Bassist John Paul Jones had a hand in writing a number of the songs featured on the list, and shed light on the process he used to write the band’s fourth-biggest earner on the digital platforms — 1971’s “Black Dog’: [“My favorite way of writing is to take a piece of. . . a little pad, manuscript pad and — or maybe a recorder, sometimes, but I like to get notes down. I like to get an original idea down. If you can get it down as accurately as possible, usually it’s the best one. I mean in the Zeppelin days ‘Black Dog’ was written like that, on a train with a piece of paper. And a notation system my dad showed me, where you use the values of the notes and just put little numbers underneath, like one to seven from the scale and plus and minus for flat and sharp, and just write it up and come back and figure it out and then put it out on disc these days (laughs) — tape in those days.”] SOUNDCUE (:32 OC: . . . tape in those days)

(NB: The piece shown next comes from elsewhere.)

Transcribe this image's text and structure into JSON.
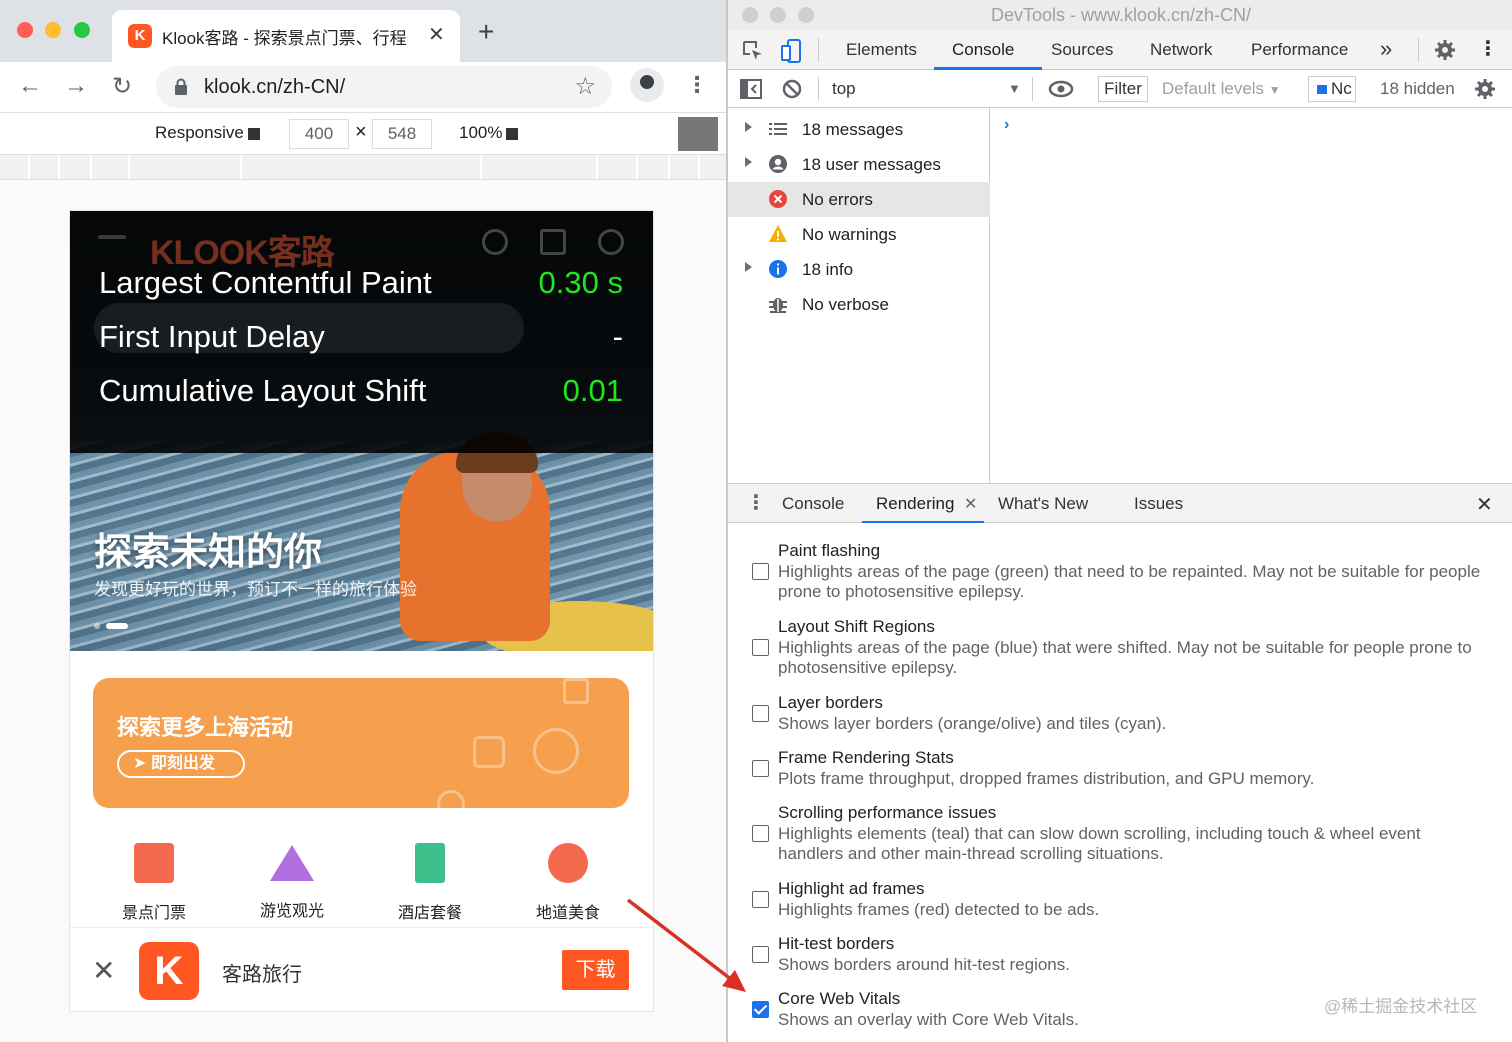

Robert Plant recently chatted with Australia’s The Project TV show and recalled how Led Zeppelin’s massively framed six-foot-five-inch late-manager Peter Grant actually held up cue cards for him: [“It’s a long song (laughter), okay? And I also know that I have a little bit of trouble remembering lyrics — this was back in ’72, ’73. So, our manager, who was quite a formidable personality, he’d come to the front of the stage in the middle of it all and he’d have the lyrics, just going — like that Bob Dylan thing (during the promo for ‘Subterranean Homesick Blues.’) Anyway, it was very funny. I can’t remember what verse goes where. I know there’s something about ‘bustle in the hedgerow’ and then all that stuff. . . The conjecture around that song is hysterical.”] SOUNDCUE (:28 OC: . . . song is hysterical)
Top 20 Led Zeppelin songs via Nielsen Music tally of digital streaming services:
1. “Stairway To Heaven” ($2,903,223.42)
2. “Kashmir” ($1,421,130.32)
3. “Immigrant Song” ($1,306,140.94)
4. “Black Dog” ($1,167,232.19)
5. “Whole Lotta Love” ($1,034,129.29)
6. “Ramble On” ($888,793.61)
7. “Over The Hills And Far Away” ($757,125.57)
8. “Goin’ To California” ($694,689.56)
9. “Rock And Roll” ($636,985.97)
10. “D’yer Mak’er” ($553,459.73)
11. “When The Levee Breaks” ($547,514.60)
12. “All My Love” ($536,716.87)
13. “Fool In The Rain” ($497,152.94)
14. “Good Times, Bad Times” ($484,799.06)
15. “Dazed And Confused” ($443,730.10)
16. “Babe, I’m Gonna Leave You” ($407,165.31)
17. “Hey, Hey What Can I Do” ($383,439.92)
18. “The Ocean” ($356,840.76)
19. “Heartbreaker” ($347,498.72)
20. “Misty Mountain Hop” ($306,642.32)
For the complete list, log on to: http://bit.ly/2shA4oh
Back in September, Led Zeppelin released two digital-only compilations:
- Led Zeppelin X Led Zeppelin is a comprehensive, career-spanning 30-track collection traversing all eight of the band’s landmark studio albums including definitive tracks such as “Immigrant Song,” “Whole Lotta Love,” “Kashmir,” “Ramble On,” and “Stairway To Heaven.” The set also includes the “Sunset Sound Mix” of “Rock And Roll,” making its digital debut after being released for the first time earlier in the year on Record Store Day as a limited edition seven-inch vinyl single, which is now the best-selling release in Record Store Day history.
- An Introduction To Led Zeppelin serves as a 10-track entry point to one of the most essential catalogs in rock ‘n’ roll and features all the previously mentioned classic songs along with “Black Dog,” “Good Times Bad Times,” “Going To California,” and “Over The Hills And Far Away.